**TASK BRIEF:**
Output the entries as they appear, skipping images.

**Items from an interface collection:**

▬▬▬▬▬▬▬▬▬▬

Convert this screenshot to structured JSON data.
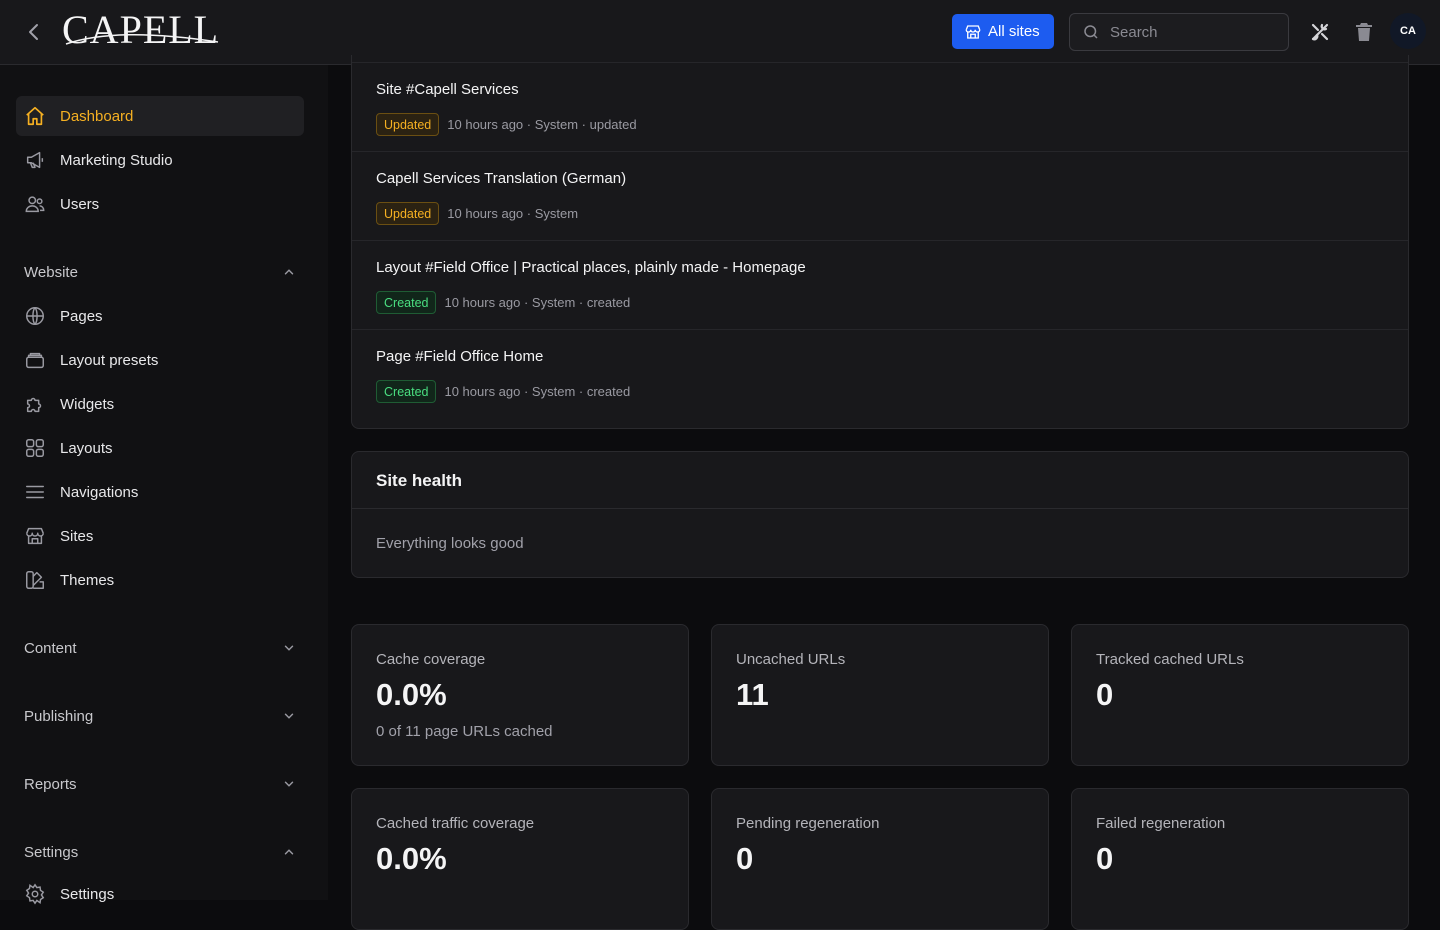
{
  "topbar": {
    "logo": "CAPELL",
    "all_sites_label": "All sites",
    "search_placeholder": "Search",
    "avatar_initials": "CA"
  },
  "sidebar": {
    "items_top": [
      {
        "label": "Dashboard",
        "icon": "home-icon",
        "active": true
      },
      {
        "label": "Marketing Studio",
        "icon": "megaphone-icon"
      },
      {
        "label": "Users",
        "icon": "users-icon"
      }
    ],
    "website": {
      "label": "Website",
      "expanded": true,
      "items": [
        {
          "label": "Pages",
          "icon": "globe-icon"
        },
        {
          "label": "Layout presets",
          "icon": "stack-icon"
        },
        {
          "label": "Widgets",
          "icon": "puzzle-icon"
        },
        {
          "label": "Layouts",
          "icon": "grid-icon"
        },
        {
          "label": "Navigations",
          "icon": "menu-icon"
        },
        {
          "label": "Sites",
          "icon": "storefront-icon"
        },
        {
          "label": "Themes",
          "icon": "swatch-icon"
        }
      ]
    },
    "sections": [
      {
        "label": "Content",
        "expanded": false
      },
      {
        "label": "Publishing",
        "expanded": false
      },
      {
        "label": "Reports",
        "expanded": false
      },
      {
        "label": "Settings",
        "expanded": true
      }
    ],
    "settings_item": {
      "label": "Settings",
      "icon": "gear-icon"
    }
  },
  "activity": [
    {
      "title": "Site #Capell Services",
      "status": "Updated",
      "meta": "10 hours ago · System · updated"
    },
    {
      "title": "Capell Services Translation (German)",
      "status": "Updated",
      "meta": "10 hours ago · System"
    },
    {
      "title": "Layout #Field Office | Practical places, plainly made - Homepage",
      "status": "Created",
      "meta": "10 hours ago · System · created"
    },
    {
      "title": "Page #Field Office Home",
      "status": "Created",
      "meta": "10 hours ago · System · created"
    }
  ],
  "site_health": {
    "title": "Site health",
    "message": "Everything looks good"
  },
  "stats": [
    {
      "label": "Cache coverage",
      "value": "0.0%",
      "sub": "0 of 11 page URLs cached"
    },
    {
      "label": "Uncached URLs",
      "value": "11",
      "sub": ""
    },
    {
      "label": "Tracked cached URLs",
      "value": "0",
      "sub": ""
    },
    {
      "label": "Cached traffic coverage",
      "value": "0.0%",
      "sub": ""
    },
    {
      "label": "Pending regeneration",
      "value": "0",
      "sub": ""
    },
    {
      "label": "Failed regeneration",
      "value": "0",
      "sub": ""
    }
  ],
  "colors": {
    "accent": "#f5b022",
    "primary": "#1d5cf0",
    "created": "#4ade80"
  }
}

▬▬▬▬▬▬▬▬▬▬

**ANSWER BELOW:**
Convert this screenshot to structured JSON data.
{
  "topbar": {
    "logo": "CAPELL",
    "all_sites_label": "All sites",
    "search_placeholder": "Search",
    "avatar_initials": "CA"
  },
  "sidebar": {
    "items_top": [
      {
        "label": "Dashboard",
        "icon": "home-icon",
        "active": true
      },
      {
        "label": "Marketing Studio",
        "icon": "megaphone-icon"
      },
      {
        "label": "Users",
        "icon": "users-icon"
      }
    ],
    "website": {
      "label": "Website",
      "expanded": true,
      "items": [
        {
          "label": "Pages",
          "icon": "globe-icon"
        },
        {
          "label": "Layout presets",
          "icon": "stack-icon"
        },
        {
          "label": "Widgets",
          "icon": "puzzle-icon"
        },
        {
          "label": "Layouts",
          "icon": "grid-icon"
        },
        {
          "label": "Navigations",
          "icon": "menu-icon"
        },
        {
          "label": "Sites",
          "icon": "storefront-icon"
        },
        {
          "label": "Themes",
          "icon": "swatch-icon"
        }
      ]
    },
    "sections": [
      {
        "label": "Content",
        "expanded": false
      },
      {
        "label": "Publishing",
        "expanded": false
      },
      {
        "label": "Reports",
        "expanded": false
      },
      {
        "label": "Settings",
        "expanded": true
      }
    ],
    "settings_item": {
      "label": "Settings",
      "icon": "gear-icon"
    }
  },
  "activity": [
    {
      "title": "Site #Capell Services",
      "status": "Updated",
      "meta": "10 hours ago · System · updated"
    },
    {
      "title": "Capell Services Translation (German)",
      "status": "Updated",
      "meta": "10 hours ago · System"
    },
    {
      "title": "Layout #Field Office | Practical places, plainly made - Homepage",
      "status": "Created",
      "meta": "10 hours ago · System · created"
    },
    {
      "title": "Page #Field Office Home",
      "status": "Created",
      "meta": "10 hours ago · System · created"
    }
  ],
  "site_health": {
    "title": "Site health",
    "message": "Everything looks good"
  },
  "stats": [
    {
      "label": "Cache coverage",
      "value": "0.0%",
      "sub": "0 of 11 page URLs cached"
    },
    {
      "label": "Uncached URLs",
      "value": "11",
      "sub": ""
    },
    {
      "label": "Tracked cached URLs",
      "value": "0",
      "sub": ""
    },
    {
      "label": "Cached traffic coverage",
      "value": "0.0%",
      "sub": ""
    },
    {
      "label": "Pending regeneration",
      "value": "0",
      "sub": ""
    },
    {
      "label": "Failed regeneration",
      "value": "0",
      "sub": ""
    }
  ],
  "colors": {
    "accent": "#f5b022",
    "primary": "#1d5cf0",
    "created": "#4ade80"
  }
}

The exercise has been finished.